I do not think it means what you think it means: Do words mean what the dictionary says they mean, or do they gain meaning through the way we use them? Any person without an agenda knows the answer is “both.”
Because borders are so weird, words proliferate. Along with arbitrary, nonsensical violence—and strange, unpredictable exceptions—people talk a lot and lots of papers get filed, even as all of it is, in practice, evacuated of meaning. For The New Inquiry, Aaron Bady thinks through the poetics and the “Kafka-esque” violence of borders. His thoughts culminate in […]
I recognize something in the stories… It’s the culture of “I made it” versus the culture of staying behind, the culture of achievement versus the culture of guilt. ...more
Tags: Abuse, Amina Gautier, Anjanette Delgado, chick-lit, crime, day job, genre, Jane Austen, kafka, Last Book I Loved, Patti Smith, poverty, publishing industry, shame, suicide, The Loss of All Lost Things, widow, women writers

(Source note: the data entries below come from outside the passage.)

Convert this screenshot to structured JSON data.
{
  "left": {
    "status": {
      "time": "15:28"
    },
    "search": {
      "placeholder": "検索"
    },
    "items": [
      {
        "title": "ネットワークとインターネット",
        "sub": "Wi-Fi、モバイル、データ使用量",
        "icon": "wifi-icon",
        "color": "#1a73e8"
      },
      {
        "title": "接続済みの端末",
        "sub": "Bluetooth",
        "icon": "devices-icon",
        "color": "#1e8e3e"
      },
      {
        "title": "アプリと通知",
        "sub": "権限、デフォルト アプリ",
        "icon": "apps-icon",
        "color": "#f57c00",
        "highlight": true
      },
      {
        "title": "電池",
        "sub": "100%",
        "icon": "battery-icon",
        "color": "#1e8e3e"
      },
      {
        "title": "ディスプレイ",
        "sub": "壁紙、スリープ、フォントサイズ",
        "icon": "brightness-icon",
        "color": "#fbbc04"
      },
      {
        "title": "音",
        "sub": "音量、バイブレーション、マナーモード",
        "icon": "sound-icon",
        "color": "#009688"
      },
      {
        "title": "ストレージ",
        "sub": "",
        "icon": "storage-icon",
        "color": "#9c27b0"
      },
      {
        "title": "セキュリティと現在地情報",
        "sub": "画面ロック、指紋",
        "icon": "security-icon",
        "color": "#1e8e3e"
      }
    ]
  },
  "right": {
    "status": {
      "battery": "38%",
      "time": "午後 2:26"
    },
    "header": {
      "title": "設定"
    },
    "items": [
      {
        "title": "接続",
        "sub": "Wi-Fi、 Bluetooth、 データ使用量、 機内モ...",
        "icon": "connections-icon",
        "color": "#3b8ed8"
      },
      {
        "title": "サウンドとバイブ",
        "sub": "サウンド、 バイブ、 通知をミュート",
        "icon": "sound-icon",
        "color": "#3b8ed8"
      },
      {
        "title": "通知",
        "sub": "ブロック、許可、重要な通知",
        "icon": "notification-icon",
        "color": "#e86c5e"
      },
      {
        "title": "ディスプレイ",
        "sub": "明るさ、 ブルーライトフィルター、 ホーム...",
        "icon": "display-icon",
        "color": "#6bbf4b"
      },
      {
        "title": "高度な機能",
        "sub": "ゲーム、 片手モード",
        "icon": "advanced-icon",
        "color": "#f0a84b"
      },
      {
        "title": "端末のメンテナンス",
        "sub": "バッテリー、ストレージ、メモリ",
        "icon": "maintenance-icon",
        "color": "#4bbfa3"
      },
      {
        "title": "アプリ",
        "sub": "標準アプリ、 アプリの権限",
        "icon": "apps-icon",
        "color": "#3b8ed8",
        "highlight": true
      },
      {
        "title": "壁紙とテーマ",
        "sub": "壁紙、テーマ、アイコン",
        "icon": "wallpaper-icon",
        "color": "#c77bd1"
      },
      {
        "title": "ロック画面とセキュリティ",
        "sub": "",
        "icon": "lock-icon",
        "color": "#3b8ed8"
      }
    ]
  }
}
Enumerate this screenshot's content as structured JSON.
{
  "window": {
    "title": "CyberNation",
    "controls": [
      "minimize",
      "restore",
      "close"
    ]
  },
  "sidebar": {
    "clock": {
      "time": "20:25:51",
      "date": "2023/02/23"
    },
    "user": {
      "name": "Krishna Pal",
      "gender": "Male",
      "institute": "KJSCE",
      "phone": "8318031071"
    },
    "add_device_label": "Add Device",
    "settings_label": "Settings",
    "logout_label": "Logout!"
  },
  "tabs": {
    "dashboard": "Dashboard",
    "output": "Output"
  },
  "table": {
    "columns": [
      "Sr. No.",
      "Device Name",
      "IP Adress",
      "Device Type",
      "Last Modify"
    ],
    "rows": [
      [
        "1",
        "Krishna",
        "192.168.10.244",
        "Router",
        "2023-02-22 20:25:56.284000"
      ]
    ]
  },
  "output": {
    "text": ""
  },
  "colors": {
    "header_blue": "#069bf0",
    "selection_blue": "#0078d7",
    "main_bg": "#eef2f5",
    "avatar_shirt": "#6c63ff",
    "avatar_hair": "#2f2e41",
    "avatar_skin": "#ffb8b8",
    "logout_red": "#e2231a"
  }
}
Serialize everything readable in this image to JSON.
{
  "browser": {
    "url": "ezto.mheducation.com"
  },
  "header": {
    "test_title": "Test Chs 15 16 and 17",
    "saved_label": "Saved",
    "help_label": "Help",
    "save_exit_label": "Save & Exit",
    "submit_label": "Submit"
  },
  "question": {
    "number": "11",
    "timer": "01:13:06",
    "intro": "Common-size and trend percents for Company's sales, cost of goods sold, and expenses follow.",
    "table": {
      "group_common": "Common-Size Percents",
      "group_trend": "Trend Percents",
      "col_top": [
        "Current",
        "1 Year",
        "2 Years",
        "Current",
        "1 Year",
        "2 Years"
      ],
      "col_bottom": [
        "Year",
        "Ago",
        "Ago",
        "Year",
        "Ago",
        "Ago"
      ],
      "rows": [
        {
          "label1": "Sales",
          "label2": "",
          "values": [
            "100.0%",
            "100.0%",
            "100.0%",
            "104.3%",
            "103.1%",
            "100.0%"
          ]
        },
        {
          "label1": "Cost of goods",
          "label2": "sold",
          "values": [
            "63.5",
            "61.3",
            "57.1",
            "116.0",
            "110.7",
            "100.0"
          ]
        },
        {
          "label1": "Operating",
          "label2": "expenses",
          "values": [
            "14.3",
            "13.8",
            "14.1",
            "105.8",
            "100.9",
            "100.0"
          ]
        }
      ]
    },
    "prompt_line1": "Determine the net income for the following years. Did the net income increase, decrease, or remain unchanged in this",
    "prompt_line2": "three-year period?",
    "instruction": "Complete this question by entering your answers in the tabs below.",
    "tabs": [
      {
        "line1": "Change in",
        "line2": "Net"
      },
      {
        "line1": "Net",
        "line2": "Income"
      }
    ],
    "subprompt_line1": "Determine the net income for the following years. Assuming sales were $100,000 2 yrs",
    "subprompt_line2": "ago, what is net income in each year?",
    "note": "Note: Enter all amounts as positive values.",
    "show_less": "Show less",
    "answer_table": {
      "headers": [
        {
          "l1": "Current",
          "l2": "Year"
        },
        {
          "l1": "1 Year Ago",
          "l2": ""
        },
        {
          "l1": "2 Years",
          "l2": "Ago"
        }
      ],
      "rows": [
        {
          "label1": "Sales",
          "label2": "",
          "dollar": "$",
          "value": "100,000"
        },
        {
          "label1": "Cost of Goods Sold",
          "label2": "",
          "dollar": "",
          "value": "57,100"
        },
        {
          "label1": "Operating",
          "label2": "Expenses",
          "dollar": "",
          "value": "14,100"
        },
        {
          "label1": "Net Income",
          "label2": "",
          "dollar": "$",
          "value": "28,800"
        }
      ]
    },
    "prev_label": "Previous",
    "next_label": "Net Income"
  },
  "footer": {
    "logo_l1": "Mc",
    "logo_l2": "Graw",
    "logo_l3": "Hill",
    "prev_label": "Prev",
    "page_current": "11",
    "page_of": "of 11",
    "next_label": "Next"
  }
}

Bruce Bauman discusses his latest book,
Broken Sleep, why rock isn’t dead (yet), how humor makes life bearable, and why we should reinstate the draft. ...more
Tags: 2666, And the Word Was, Anna Karenina, art world, Bomb, Bookforum, Broken Sleep, Bruce Bauman, California Institute of the Arts, contemporary arts, draft, epic, epic novel, Groucho Marx, humor, Intimacy, Iraq, irony, kafka, L.A. Times, Lenny Bruce, Moby Dick, Nietzsche, Other Press, pynchon, rock and roll, rock n roll, saga, salon, Seth Blake, The Brothers Karamazov, The Insatiables, Venice Biennale, war, World War II, WWII
The Berlin-based author Yoko Tawada recently remarked that one of the difficulties she faced when translating Kafka’s short story “Metamorphosis” into Japanese was that the associations Japanese people had with insects—even presumably giant beetles—were different to those of Europeans. In the Japan Times, Damian Flanagan traces the difficulties of translating “insect literature.”
The Rumpus Book Club talks with Paul Lisicky about his new book
The Narrow Door>/em>, how much of your story you own, and the importance of reading your own work aloud. ...more
Tags: blogging, brevity, cancer, Don Juan's Reckless Daughter, friendship, Hejira, hospice, Joni Mitchell, Joy Williams, kafka, laurie hertzel, Lawnboy, loss, mary gaitskill, Meghan Daum, memoir, Metamorphosis, musicality, Paul Lisicky, place, repetition, Rutgers University, Selfish Shallow and Self-Absorbed, Sound, teaching writing, The Mare, The Narrow Door, The Rumpus Book Club, The Visiting Privilege
Over at the New York Times, David Farley writes about Prague and its connections to Kafka, from the 36-foot high Kafka head made of forty-two rotating chrome plates to the various buildings that lay claim to his residence—all the hotspots for the traveling Kafka literati.
Laurie Foos discusses her latest novel,
The Blue Girl, feminism, Michael Jackson, and mythical moon pies. ...more
Tags: absurdity, Alice Munro, Cate Marvin, Cheryl Strayed, coffee house press, Elvis Presley, Erin Belieu, Ex Utero, female body, feminism, fertility, fiction, first lines, Interviews, kafka, Laurie Foos, lyz lenz, Metamorphosis, michael jackson, motherhood, mothers and daughters, pop culture, Portrait of the Walrus by a Young Artist, Roxane Gay, satire, The Blue Girl, The Weird, Thomas Ligotti, Twinship, vida count, writing